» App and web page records
== Segment start ==

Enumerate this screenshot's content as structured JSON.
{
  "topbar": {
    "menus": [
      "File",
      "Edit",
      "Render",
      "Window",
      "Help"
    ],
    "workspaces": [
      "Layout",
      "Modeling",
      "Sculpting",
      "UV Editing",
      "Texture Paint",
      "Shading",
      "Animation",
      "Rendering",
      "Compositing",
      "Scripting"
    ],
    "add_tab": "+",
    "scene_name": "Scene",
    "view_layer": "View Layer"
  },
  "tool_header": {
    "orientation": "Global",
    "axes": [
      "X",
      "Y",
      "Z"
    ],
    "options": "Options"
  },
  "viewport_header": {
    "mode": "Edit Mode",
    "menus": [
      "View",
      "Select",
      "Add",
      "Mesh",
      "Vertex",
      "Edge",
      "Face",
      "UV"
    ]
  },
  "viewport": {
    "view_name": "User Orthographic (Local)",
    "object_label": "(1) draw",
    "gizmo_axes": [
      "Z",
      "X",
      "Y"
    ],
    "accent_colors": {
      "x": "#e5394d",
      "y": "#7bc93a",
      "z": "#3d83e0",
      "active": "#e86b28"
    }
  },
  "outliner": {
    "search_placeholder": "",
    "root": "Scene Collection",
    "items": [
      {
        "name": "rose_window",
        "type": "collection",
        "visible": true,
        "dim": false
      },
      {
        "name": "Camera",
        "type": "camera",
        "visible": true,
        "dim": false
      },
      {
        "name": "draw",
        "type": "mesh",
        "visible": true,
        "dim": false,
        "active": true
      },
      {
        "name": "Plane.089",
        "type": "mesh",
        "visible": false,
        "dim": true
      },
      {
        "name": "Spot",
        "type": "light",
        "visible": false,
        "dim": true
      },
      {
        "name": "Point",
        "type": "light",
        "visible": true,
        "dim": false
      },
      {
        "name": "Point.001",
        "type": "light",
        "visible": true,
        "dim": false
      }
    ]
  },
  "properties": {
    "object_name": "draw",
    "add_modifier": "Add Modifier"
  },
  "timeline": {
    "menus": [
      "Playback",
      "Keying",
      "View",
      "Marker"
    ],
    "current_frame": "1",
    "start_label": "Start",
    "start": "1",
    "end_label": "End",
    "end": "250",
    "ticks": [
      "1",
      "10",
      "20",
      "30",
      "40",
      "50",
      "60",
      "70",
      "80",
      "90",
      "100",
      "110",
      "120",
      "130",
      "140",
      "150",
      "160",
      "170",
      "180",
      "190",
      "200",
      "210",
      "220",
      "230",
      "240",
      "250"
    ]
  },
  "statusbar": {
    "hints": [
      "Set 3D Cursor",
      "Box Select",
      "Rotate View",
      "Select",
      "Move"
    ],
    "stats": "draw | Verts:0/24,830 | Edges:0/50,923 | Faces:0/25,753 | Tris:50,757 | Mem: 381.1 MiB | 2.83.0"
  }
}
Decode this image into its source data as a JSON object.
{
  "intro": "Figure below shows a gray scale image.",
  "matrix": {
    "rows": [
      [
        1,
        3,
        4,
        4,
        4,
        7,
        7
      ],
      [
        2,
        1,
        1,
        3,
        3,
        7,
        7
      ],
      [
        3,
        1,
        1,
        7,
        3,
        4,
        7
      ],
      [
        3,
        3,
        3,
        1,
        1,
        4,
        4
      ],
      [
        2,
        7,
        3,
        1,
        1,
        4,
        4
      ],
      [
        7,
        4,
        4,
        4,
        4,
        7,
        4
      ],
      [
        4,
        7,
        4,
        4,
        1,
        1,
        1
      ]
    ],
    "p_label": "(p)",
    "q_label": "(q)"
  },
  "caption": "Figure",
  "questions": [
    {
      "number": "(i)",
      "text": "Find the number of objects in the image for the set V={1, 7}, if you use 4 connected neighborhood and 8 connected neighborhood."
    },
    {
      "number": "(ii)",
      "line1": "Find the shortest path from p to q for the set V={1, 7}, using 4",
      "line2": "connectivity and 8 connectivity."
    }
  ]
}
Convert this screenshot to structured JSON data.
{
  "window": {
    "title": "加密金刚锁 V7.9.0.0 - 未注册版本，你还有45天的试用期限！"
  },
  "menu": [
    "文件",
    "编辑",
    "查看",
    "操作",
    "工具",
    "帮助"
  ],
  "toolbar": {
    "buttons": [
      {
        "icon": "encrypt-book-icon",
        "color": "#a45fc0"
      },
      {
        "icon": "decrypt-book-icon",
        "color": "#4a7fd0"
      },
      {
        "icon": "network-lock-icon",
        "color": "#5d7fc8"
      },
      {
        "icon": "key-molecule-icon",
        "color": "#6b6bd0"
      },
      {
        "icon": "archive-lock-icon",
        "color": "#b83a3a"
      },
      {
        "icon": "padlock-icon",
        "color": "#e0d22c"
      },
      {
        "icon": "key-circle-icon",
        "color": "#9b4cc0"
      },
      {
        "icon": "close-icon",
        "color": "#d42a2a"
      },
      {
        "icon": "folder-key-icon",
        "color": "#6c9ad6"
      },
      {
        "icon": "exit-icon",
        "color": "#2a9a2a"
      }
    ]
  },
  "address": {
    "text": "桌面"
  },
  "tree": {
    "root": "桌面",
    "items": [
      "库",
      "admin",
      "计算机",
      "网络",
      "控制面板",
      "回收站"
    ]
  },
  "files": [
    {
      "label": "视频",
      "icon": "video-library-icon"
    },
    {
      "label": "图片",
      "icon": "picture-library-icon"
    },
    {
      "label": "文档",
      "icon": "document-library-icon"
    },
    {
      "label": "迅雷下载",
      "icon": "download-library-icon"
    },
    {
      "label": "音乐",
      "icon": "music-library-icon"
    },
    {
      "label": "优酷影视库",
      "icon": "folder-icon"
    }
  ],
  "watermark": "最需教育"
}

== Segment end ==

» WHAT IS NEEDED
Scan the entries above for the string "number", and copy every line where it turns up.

» EXERCISE RESULT
      "number": "(i)",
      "text": "Find the number of objects in the image for the set V={1, 7}, if you use 4 connected neighborhood and 8 connected neighborhood."
      "number": "(ii)",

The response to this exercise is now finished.